In this marvelous and wide-ranging work, Stratford Caldecott offers us a rich and provocative view of Catholic teaching about social life for the 21st century. The fruit of a lifetime of sincere and faithful study of theology, philosophy, politics, and economics, this book will for years to come be mined for insight and guidance on how to address the many troubling social challenges facing the Church and the world.Andrew Abela , Dean, School of Business & Economics, The Catholic University of America
The election of Pope Francis, as well as growing concerns about globalization, have led to renewed interest in Catholic Social Teaching. Yet abstracted from its roots, there is no guarantee that this teaching won’t become just one more empty ideology. As Stratford Caldecott forcefully reminds us in this cogent and inspiring book, the social doctrine of the Church needs to be totally integrated into our spiritual and moral lives, a process he calls ‘creative justice.Russell Sparks, author of Cardinal Manning and the Birth of Catholic Social Teaching.
Stratford Caldecott has a great gift for writing profound things clearly and intelligibly. There are few authors today who discuss social and cultural matters in their proper and comprehensive ecclesiological and theological context as does he here.David L. Schindler , author of Ordering Love and Editor of Communio: International Catholic Review
In distinctive voice, Stratford Caldecott’s Not As the World Gives: The Way of Creative Justice, completes the analysis he began in The Radiance of Being. Caldecott’s particular genius is to be able to take up large subjects—such as, in this case, Catholic social theory understood in the light of Trinitarian gift—and articulate the essential outline of what needs saying. Here we see the radiance of Being as it shines upon the social and cultural worlds.Glenn W. Olsen , author of The Turn to Transcendence

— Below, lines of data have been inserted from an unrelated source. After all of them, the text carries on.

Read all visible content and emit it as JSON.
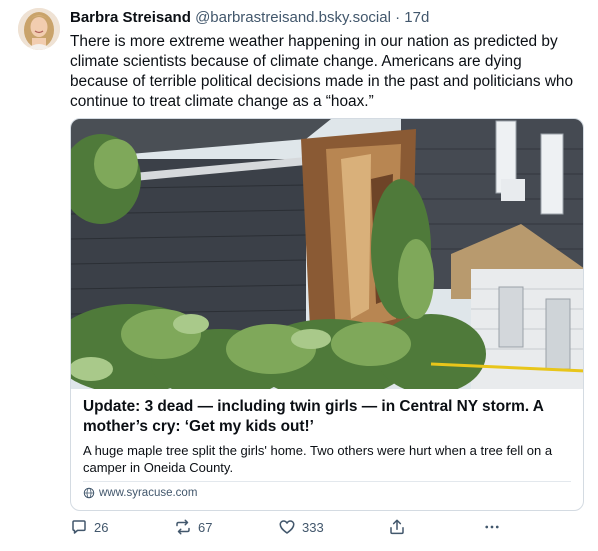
{
  "post": {
    "author_name": "Barbra Streisand",
    "handle": "@barbrastreisand.bsky.social",
    "separator": "·",
    "time": "17d",
    "text": "There is more extreme weather happening in our nation as predicted by climate scientists because of climate change. Americans are dying because of terrible political decisions made in the past and politicians who continue to treat climate change as a “hoax.”"
  },
  "embed": {
    "title": "Update: 3 dead — including twin girls — in Central NY storm. A mother’s cry: ‘Get my kids out!’",
    "description": "A huge maple tree split the girls' home. Two others were hurt when a tree fell on a camper in Oneida County.",
    "domain": "www.syracuse.com"
  },
  "actions": {
    "replies": "26",
    "reposts": "67",
    "likes": "333"
  },
  "colors": {
    "text": "#0b0f14",
    "muted": "#42576c",
    "border": "#d4dbe2"
  },
  "icons": [
    "reply-icon",
    "repost-icon",
    "like-icon",
    "share-icon",
    "more-icon",
    "globe-icon"
  ]
}
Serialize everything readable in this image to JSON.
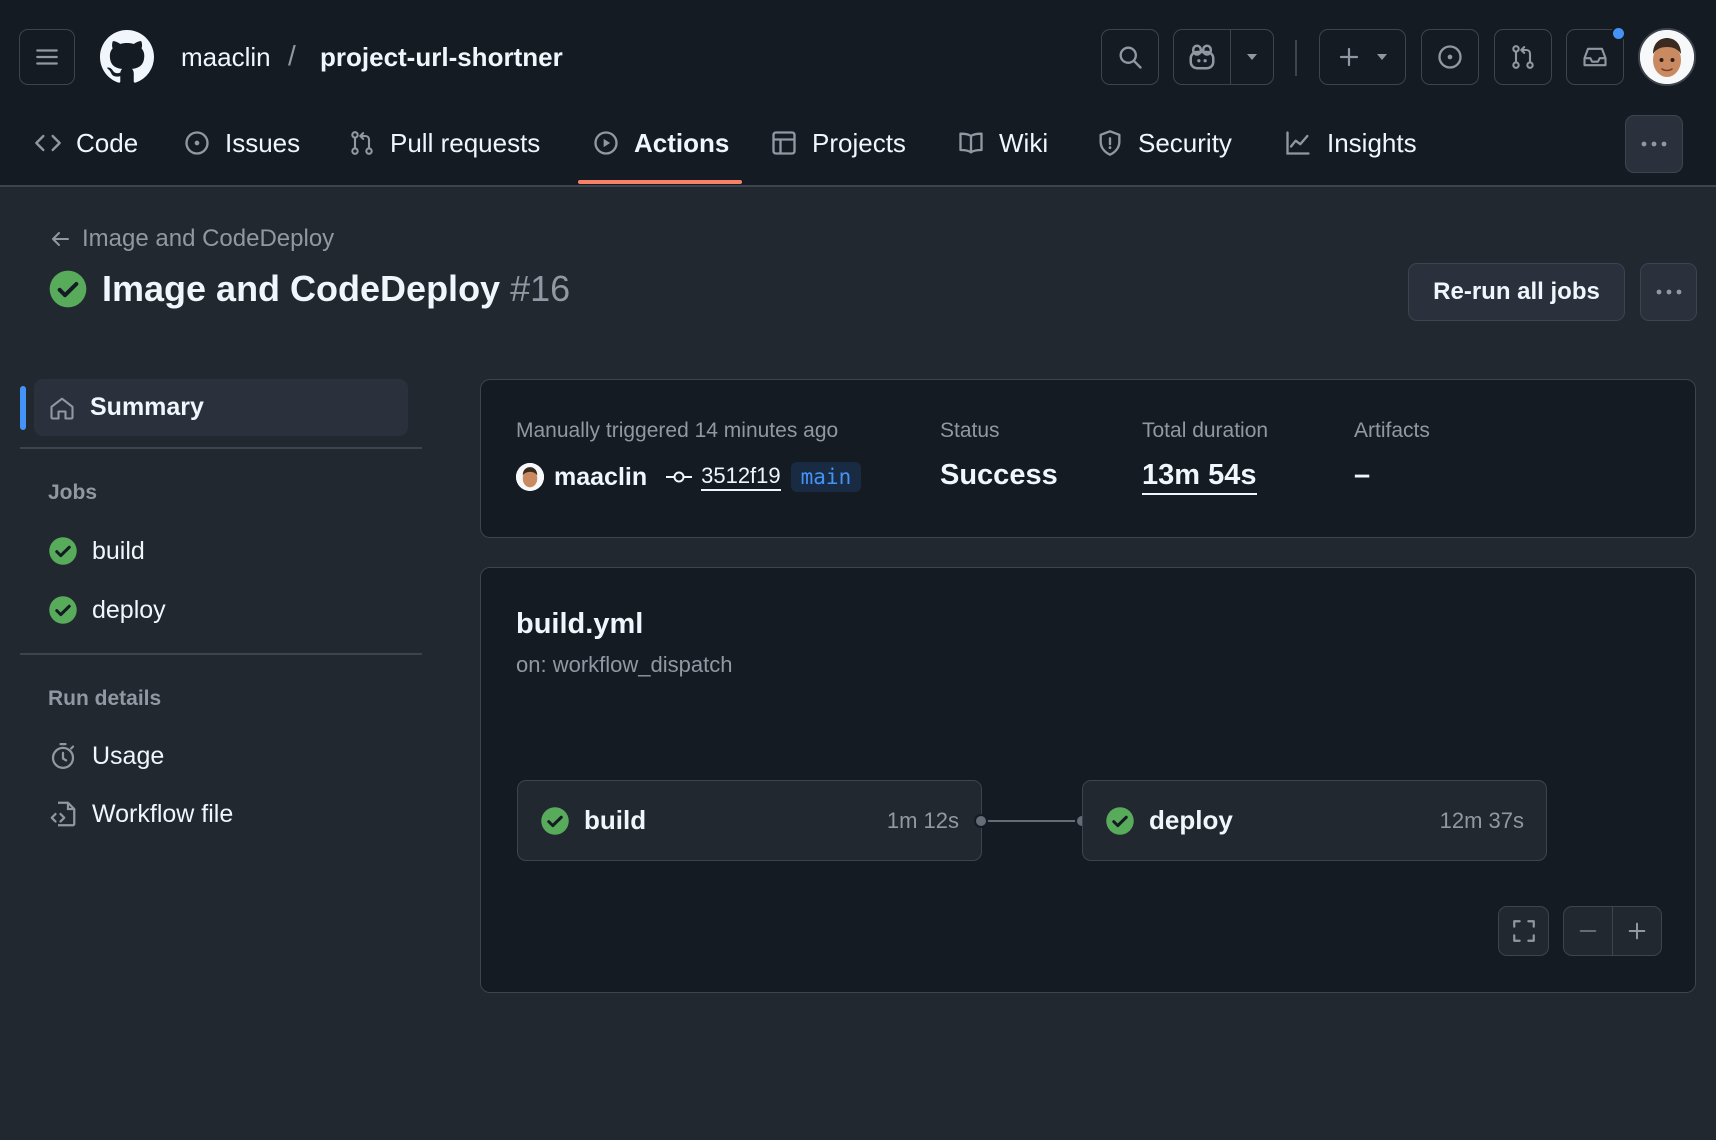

According to the French anthropologist Marcel Mauss, gift is more primary than right or contract, and gift-exchange lies at the heart of human society. Stratford Caldecott’s magisterial new work shows how both the cosmos and the polis emanate from the supernatural Good in God. The force of Caldecott’s argument is to shift discussions of justice away from formalistic principles and procedure toward notions of ontological order, courage, and poetic imagination. And by fusing metaphysical realism with ethical idealism, his account of Catholic social thought charts a new path for politics, the economy, and human culture.Adrian Pabst , author of Metaphysics: The Creation of Hierarchy